Coursera announced its entrance into the Brazilian / Portuguese MOOC market through partnerships with the University of São Paulo (USP), the State University of Campinas (UNICAMP), the Lemann Foundation and the web portal R7.
Brazil represents Coursera’s fifth largest user base behind the US, India, China and UK.
USP and UNICAMP will both create courses for Coursera in the fields of finance and entrepreneurship which will be available in 2015. In the meantime Coursera’s global translator community is working on the localization of 28 courses, being available by the end of this year. Besides coordinating these translation efforts, the Lemann Foundation is also creating teacher professional development courses for K-12 teachers.
Obviously Coursera is not entering uncharted territory, nevertheless Coursera states in the accompanying press release that it is
“the first open online education provider to partner with Brazil’s top universities”
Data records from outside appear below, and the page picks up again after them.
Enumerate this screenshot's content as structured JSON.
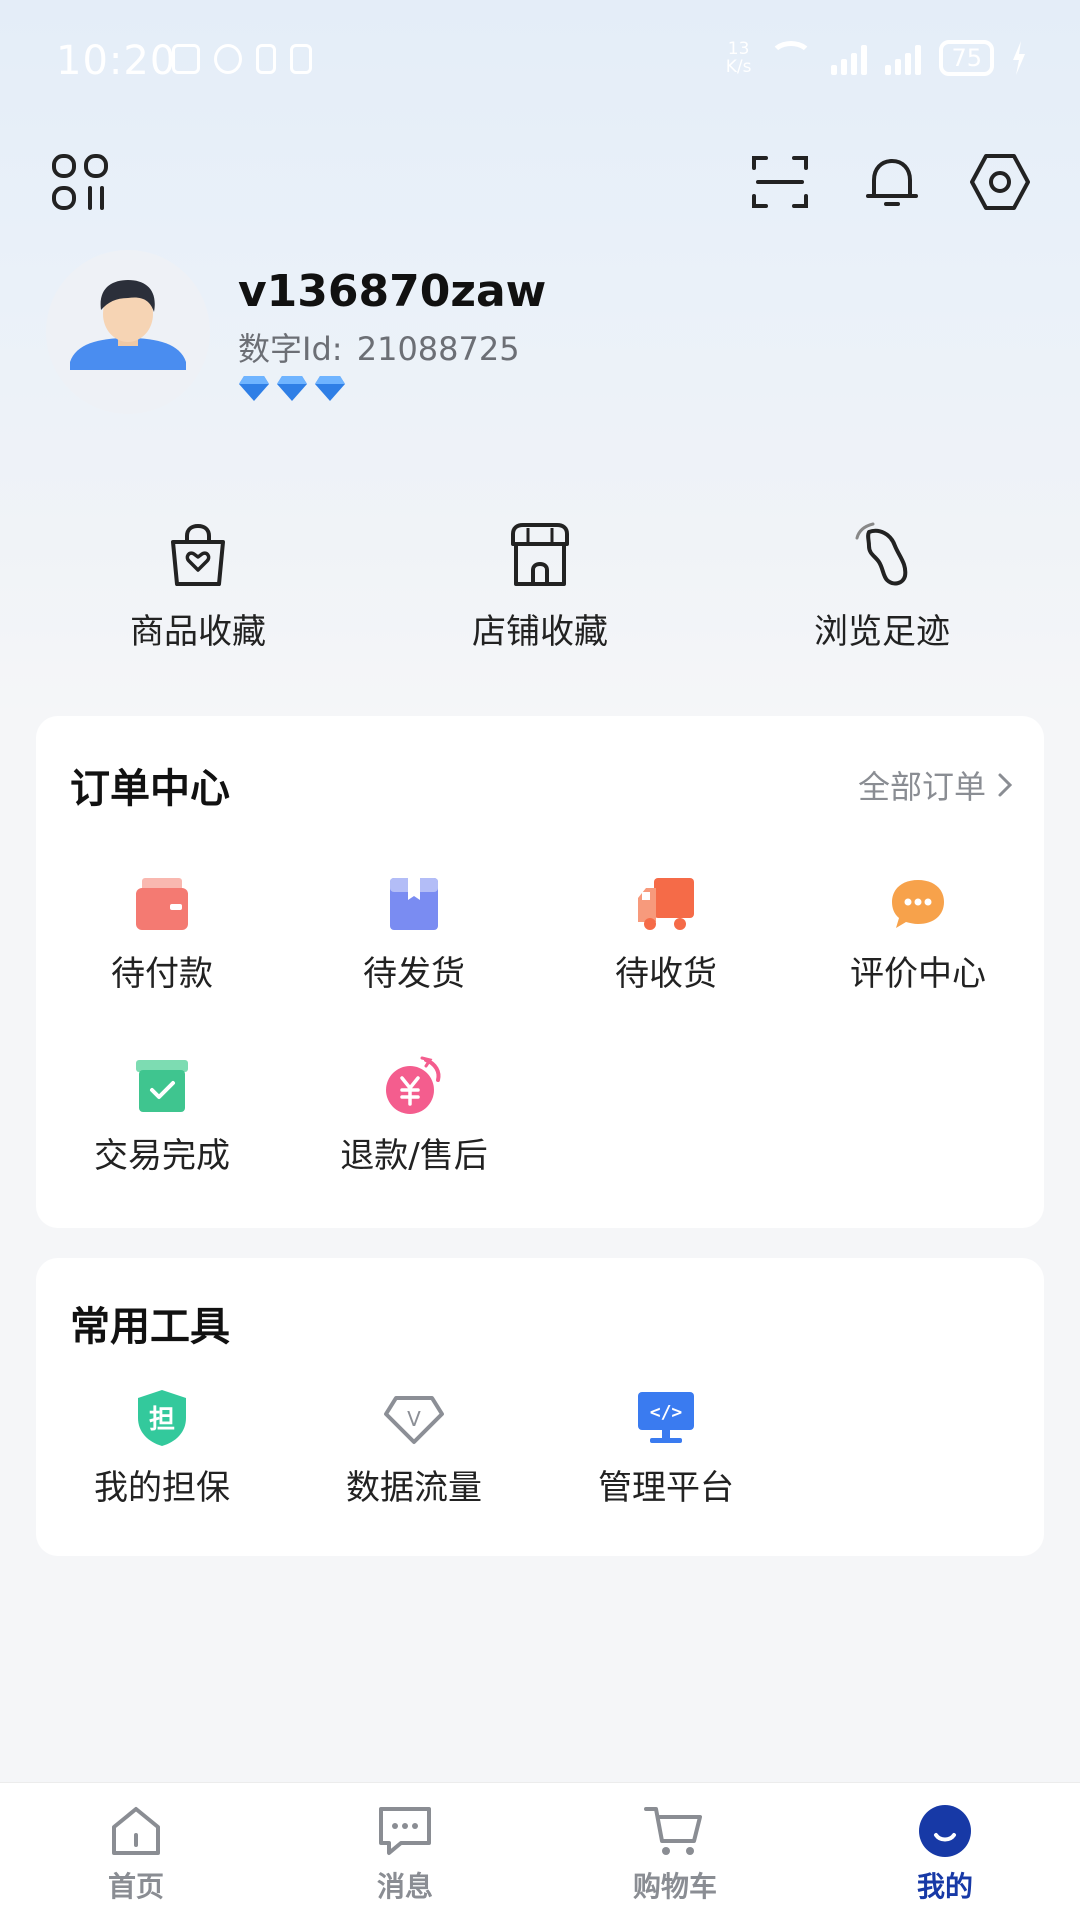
{
  "status_bar": {
    "time": "10:20",
    "net_speed_value": "13",
    "net_speed_unit": "K/s",
    "battery": "75"
  },
  "profile": {
    "username": "v136870zaw",
    "id_label": "数字Id:",
    "id_value": "21088725",
    "gem_count": 3
  },
  "shortcuts": [
    {
      "label": "商品收藏",
      "icon": "bag-heart-icon"
    },
    {
      "label": "店铺收藏",
      "icon": "store-icon"
    },
    {
      "label": "浏览足迹",
      "icon": "footprint-icon"
    }
  ],
  "orders": {
    "title": "订单中心",
    "all_link": "全部订单",
    "items": [
      {
        "label": "待付款",
        "icon": "wallet-icon",
        "color": "#f47a72"
      },
      {
        "label": "待发货",
        "icon": "package-icon",
        "color": "#7a8cf2"
      },
      {
        "label": "待收货",
        "icon": "truck-icon",
        "color": "#f56b48"
      },
      {
        "label": "评价中心",
        "icon": "chat-bubble-icon",
        "color": "#f7a24b"
      },
      {
        "label": "交易完成",
        "icon": "check-box-icon",
        "color": "#3fc58f"
      },
      {
        "label": "退款/售后",
        "icon": "refund-icon",
        "color": "#f45d8e"
      }
    ]
  },
  "tools": {
    "title": "常用工具",
    "items": [
      {
        "label": "我的担保",
        "icon": "guarantee-shield-icon",
        "glyph": "担",
        "color": "#33c99c"
      },
      {
        "label": "数据流量",
        "icon": "diamond-v-icon",
        "glyph": "V",
        "color": "#8c8f96"
      },
      {
        "label": "管理平台",
        "icon": "code-monitor-icon",
        "glyph": "</>",
        "color": "#3a7bf0"
      }
    ]
  },
  "nav": [
    {
      "label": "首页",
      "icon": "home-icon"
    },
    {
      "label": "消息",
      "icon": "message-icon"
    },
    {
      "label": "购物车",
      "icon": "cart-icon"
    },
    {
      "label": "我的",
      "icon": "profile-face-icon",
      "active": true,
      "color": "#1739a6"
    }
  ]
}
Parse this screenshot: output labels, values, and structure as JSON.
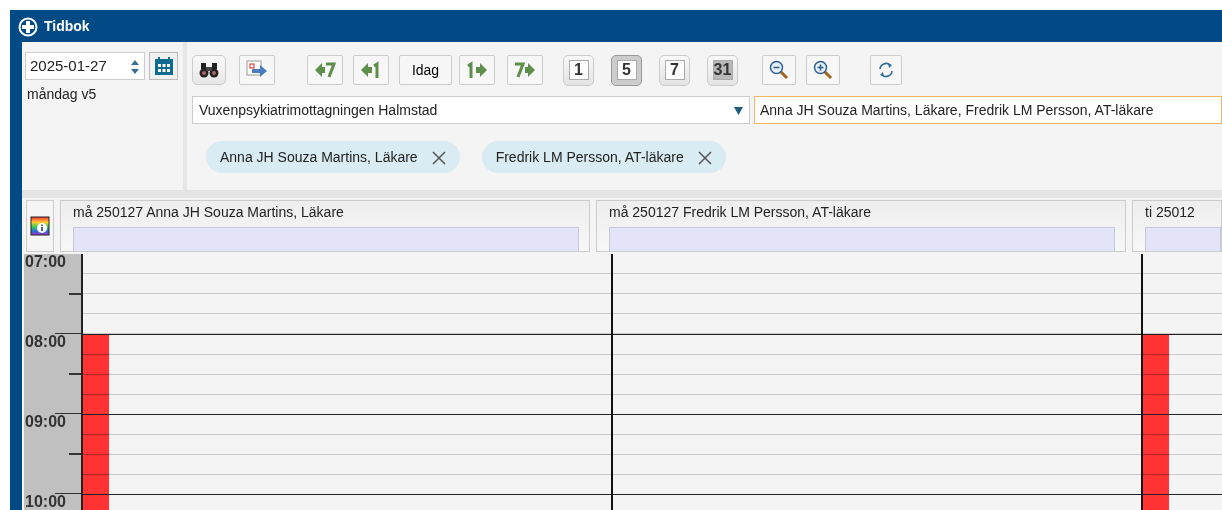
{
  "window": {
    "title": "Tidbok"
  },
  "date_field": {
    "value": "2025-01-27"
  },
  "weekday_label": "måndag v5",
  "toolbar": [
    {
      "kind": "search"
    },
    {
      "kind": "export"
    },
    {
      "kind": "back7"
    },
    {
      "kind": "back1"
    },
    {
      "kind": "today",
      "label": "Idag"
    },
    {
      "kind": "fwd1"
    },
    {
      "kind": "fwd7"
    },
    {
      "kind": "view",
      "label": "1",
      "selected": false,
      "disabled": false
    },
    {
      "kind": "view",
      "label": "5",
      "selected": true,
      "disabled": false
    },
    {
      "kind": "view",
      "label": "7",
      "selected": false,
      "disabled": false
    },
    {
      "kind": "view",
      "label": "31",
      "selected": false,
      "disabled": true
    },
    {
      "kind": "zoomout"
    },
    {
      "kind": "zoomin"
    },
    {
      "kind": "refresh"
    }
  ],
  "unit_dropdown": {
    "value": "Vuxenpsykiatrimottagningen Halmstad"
  },
  "staff_field": {
    "value": "Anna JH Souza Martins, Läkare, Fredrik LM Persson, AT-läkare"
  },
  "chips": [
    {
      "label": "Anna JH Souza Martins, Läkare"
    },
    {
      "label": "Fredrik LM Persson, AT-läkare"
    }
  ],
  "hours": [
    "07:00",
    "08:00",
    "09:00",
    "10:00"
  ],
  "columns": [
    {
      "header": "må 250127 Anna JH Souza Martins, Läkare",
      "blocked": [
        false,
        true,
        true,
        true
      ]
    },
    {
      "header": "må 250127 Fredrik LM Persson, AT-läkare",
      "blocked": [
        false,
        false,
        false,
        false
      ]
    },
    {
      "header": "ti 25012",
      "blocked": [
        false,
        true,
        true,
        true
      ]
    }
  ]
}
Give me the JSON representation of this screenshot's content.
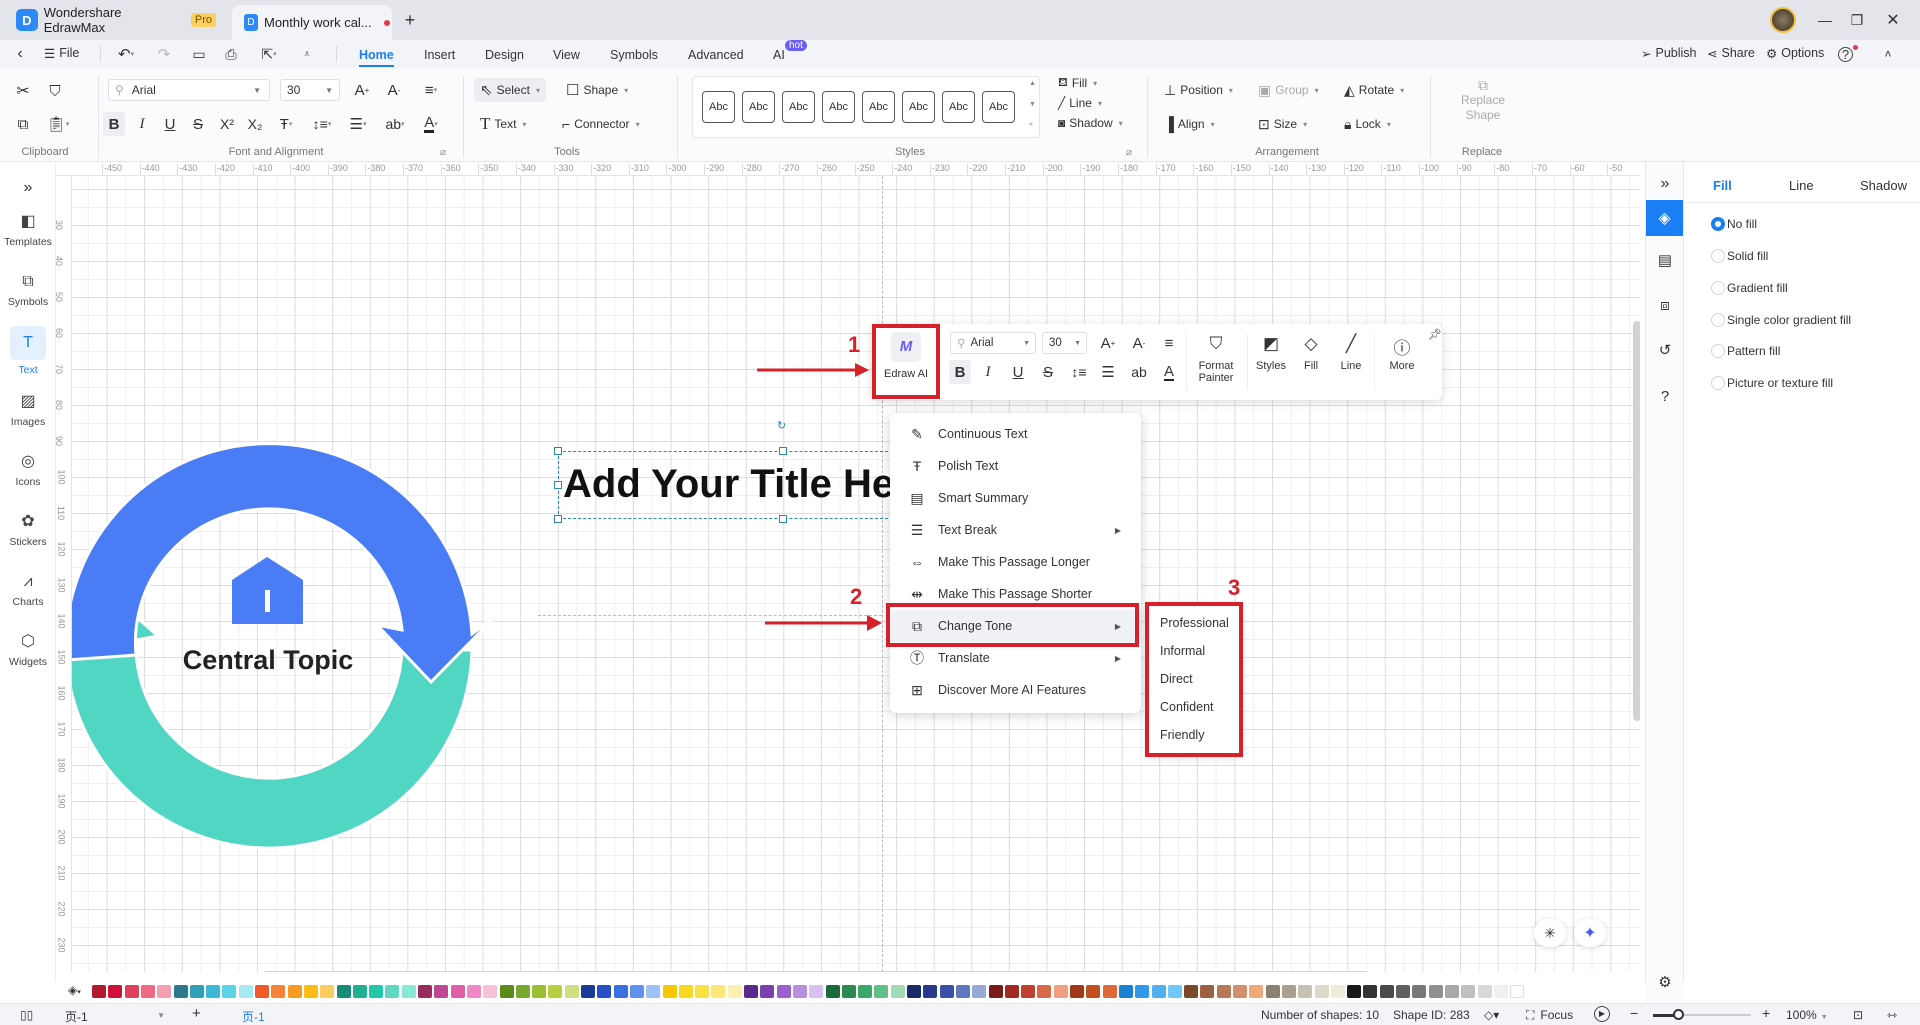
{
  "app": {
    "name": "Wondershare EdrawMax",
    "badge": "Pro"
  },
  "document_tab": {
    "title": "Monthly work cal...",
    "unsaved": true
  },
  "menu": {
    "file": "File",
    "tabs": [
      "Home",
      "Insert",
      "Design",
      "View",
      "Symbols",
      "Advanced",
      "AI"
    ],
    "active_tab": "Home",
    "ai_badge": "hot",
    "publish": "Publish",
    "share": "Share",
    "options": "Options"
  },
  "ribbon": {
    "clipboard_label": "Clipboard",
    "font": "Arial",
    "font_size": "30",
    "font_group_label": "Font and Alignment",
    "tools": {
      "select": "Select",
      "shape": "Shape",
      "text": "Text",
      "connector": "Connector",
      "label": "Tools"
    },
    "styles": {
      "swatches": [
        "Abc",
        "Abc",
        "Abc",
        "Abc",
        "Abc",
        "Abc",
        "Abc",
        "Abc"
      ],
      "fill": "Fill",
      "line": "Line",
      "shadow": "Shadow",
      "label": "Styles"
    },
    "arrangement": {
      "position": "Position",
      "group": "Group",
      "rotate": "Rotate",
      "align": "Align",
      "size": "Size",
      "lock": "Lock",
      "label": "Arrangement"
    },
    "replace": {
      "button_line1": "Replace",
      "button_line2": "Shape",
      "label": "Replace"
    }
  },
  "sidebar": {
    "items": [
      "Templates",
      "Symbols",
      "Text",
      "Images",
      "Icons",
      "Stickers",
      "Charts",
      "Widgets"
    ],
    "active": "Text"
  },
  "rulers": {
    "top": [
      "-450",
      "-440",
      "-430",
      "-420",
      "-410",
      "-400",
      "-390",
      "-380",
      "-370",
      "-360",
      "-350",
      "-340",
      "-330",
      "-320",
      "-310",
      "-300",
      "-290",
      "-280",
      "-270",
      "-260",
      "-250",
      "-240",
      "-230",
      "-220",
      "-210",
      "-200",
      "-190",
      "-180",
      "-170",
      "-160",
      "-150",
      "-140",
      "-130",
      "-120",
      "-110",
      "-100",
      "-90",
      "-80",
      "-70",
      "-60",
      "-50"
    ],
    "left": [
      "30",
      "40",
      "50",
      "60",
      "70",
      "80",
      "90",
      "100",
      "110",
      "120",
      "130",
      "140",
      "150",
      "160",
      "170",
      "180",
      "190",
      "200",
      "210",
      "220",
      "230"
    ]
  },
  "canvas": {
    "title_text": "Add Your Title He",
    "central_topic": "Central Topic",
    "colors": {
      "blue_arrow": "#4a7cf6",
      "green_arrow": "#52d6c4",
      "selection": "#2a8ab0"
    }
  },
  "floating_toolbar": {
    "edraw_ai": "Edraw AI",
    "font": "Arial",
    "font_size": "30",
    "format_painter_line1": "Format",
    "format_painter_line2": "Painter",
    "styles": "Styles",
    "fill": "Fill",
    "line": "Line",
    "more": "More"
  },
  "ai_menu": {
    "items": [
      {
        "label": "Continuous Text",
        "icon": "pen-lines-icon",
        "submenu": false
      },
      {
        "label": "Polish Text",
        "icon": "text-polish-icon",
        "submenu": false
      },
      {
        "label": "Smart Summary",
        "icon": "summary-icon",
        "submenu": false
      },
      {
        "label": "Text Break",
        "icon": "list-icon",
        "submenu": true
      },
      {
        "label": "Make This Passage Longer",
        "icon": "expand-icon",
        "submenu": false
      },
      {
        "label": "Make This Passage Shorter",
        "icon": "shrink-icon",
        "submenu": false
      },
      {
        "label": "Change Tone",
        "icon": "tone-icon",
        "submenu": true
      },
      {
        "label": "Translate",
        "icon": "translate-icon",
        "submenu": true
      },
      {
        "label": "Discover More AI Features",
        "icon": "plus-box-icon",
        "submenu": false
      }
    ],
    "highlighted": "Change Tone",
    "tone_submenu": [
      "Professional",
      "Informal",
      "Direct",
      "Confident",
      "Friendly"
    ]
  },
  "annotations": {
    "step1": "1",
    "step2": "2",
    "step3": "3",
    "color": "#d6202a"
  },
  "right_panel": {
    "tabs": [
      "Fill",
      "Line",
      "Shadow"
    ],
    "active_tab": "Fill",
    "options": [
      "No fill",
      "Solid fill",
      "Gradient fill",
      "Single color gradient fill",
      "Pattern fill",
      "Picture or texture fill"
    ],
    "selected": "No fill",
    "accent": "#1a7ef5"
  },
  "palette": [
    "#b01c2e",
    "#d0103a",
    "#e0405a",
    "#ef6a80",
    "#f5a0b0",
    "#2a7a8c",
    "#31a0b8",
    "#3cb8d8",
    "#5cd4e8",
    "#a8e8f5",
    "#f05a28",
    "#f7823a",
    "#f79a20",
    "#fbbc1a",
    "#fccc60",
    "#178a78",
    "#1fb090",
    "#20c8a8",
    "#60d8c0",
    "#88e8d8",
    "#9a2a60",
    "#c04890",
    "#e060a8",
    "#f088c8",
    "#f5c0d8",
    "#5a8a1a",
    "#78a830",
    "#98c030",
    "#b8d040",
    "#d0e080",
    "#1a3a9a",
    "#2a50c8",
    "#3a70e0",
    "#6090f0",
    "#a0c0f8",
    "#f5c800",
    "#f8d820",
    "#fae040",
    "#fbe878",
    "#fcf0b0",
    "#5a2a8a",
    "#7a40b0",
    "#9a60d0",
    "#b890e0",
    "#d8c0f0",
    "#1a6a3a",
    "#2a8a50",
    "#3aa868",
    "#60c088",
    "#a0dcb8",
    "#1a2a6a",
    "#2a3a8a",
    "#3a50a8",
    "#6078c0",
    "#98a8d8",
    "#7a1a1a",
    "#a02a20",
    "#c04030",
    "#d86848",
    "#f0a080",
    "#a03818",
    "#c05020",
    "#e06838",
    "#1a80d0",
    "#3098e8",
    "#50b0f0",
    "#70c8f8",
    "#7a4a2a",
    "#9a6040",
    "#b87858",
    "#d09070",
    "#f0a878",
    "#8a8070",
    "#aaa090",
    "#c8c0b0",
    "#ddd8c8",
    "#f0ecdc",
    "#1a1a1a",
    "#333333",
    "#4a4a4a",
    "#606060",
    "#787878",
    "#909090",
    "#a8a8a8",
    "#c0c0c0",
    "#d8d8d8",
    "#f0f0f0",
    "#ffffff"
  ],
  "status": {
    "page_selector": "页-1",
    "page_tab": "页-1",
    "shape_count": "Number of shapes: 10",
    "shape_id": "Shape ID: 283",
    "focus": "Focus",
    "zoom": "100%"
  }
}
and at least TheNextWeb swallowed the bait. Long before Coursera even got interested in Latin America, the local MOOC platform Veduca had started out by translating popular courses from leading universities in Portuguese. In June of last year Veduca announced a partnership with USP, creating two courses with certification in Basic Physics and Probability & Statistics.
In October Veduca then announced the world’s first open online MBA in Engineering and Innovation with the option to gain an official certification validated by the Brazilian Ministry of Education.
Today both USP and UNICAMP host MOOCs on Veduca with USP offering already 26 courses and UNICAMP five.
Given the relatively small amount of funding Veduca raised compared to Coursera, $1.25 million vs. $85 million, Veduca will face some stiff competition in the coming years. I always pointed out that Veduca has an advantage on the technology side with two patents related to MOOCs and that it is primarily a tech startup, not an education startup. Interestingly, Coursera’s co-founder Daphne Koller now describes her startup the same way.
The partnership deals also show that universities still tend to not wanting to commit to just one MOOC provider, a trend we saw early on with Coursera and edX which both signed partnerships with (the same) leading universities.
For now nothing is decided. There is still a huge portion of Brazilians who are not connected to the Internet. Veduca has the advantage of a working certification process through partnerships with test centers and its focus on specialized courses catering to Brazilian key industries. Yet, the partnership with R7, a popular web portal in Brazil, could drive more interest to Coursera, especially among first time Internet users who are often using web portals to navigate and search the Internet.
Disclosure: Our supporter Macmillan Digital Education is an investor in Veduca.
- University of Sao Paulo (USP) and State University of Campinas (UNICAMP) Join Coursera as First University Partners in Latin America to Create Online Courses for Portuguese Speakers in Brazil and Around the World | Press Release
- Olá! Coursera Partners With Top Latin American Institutions | Coursera Blog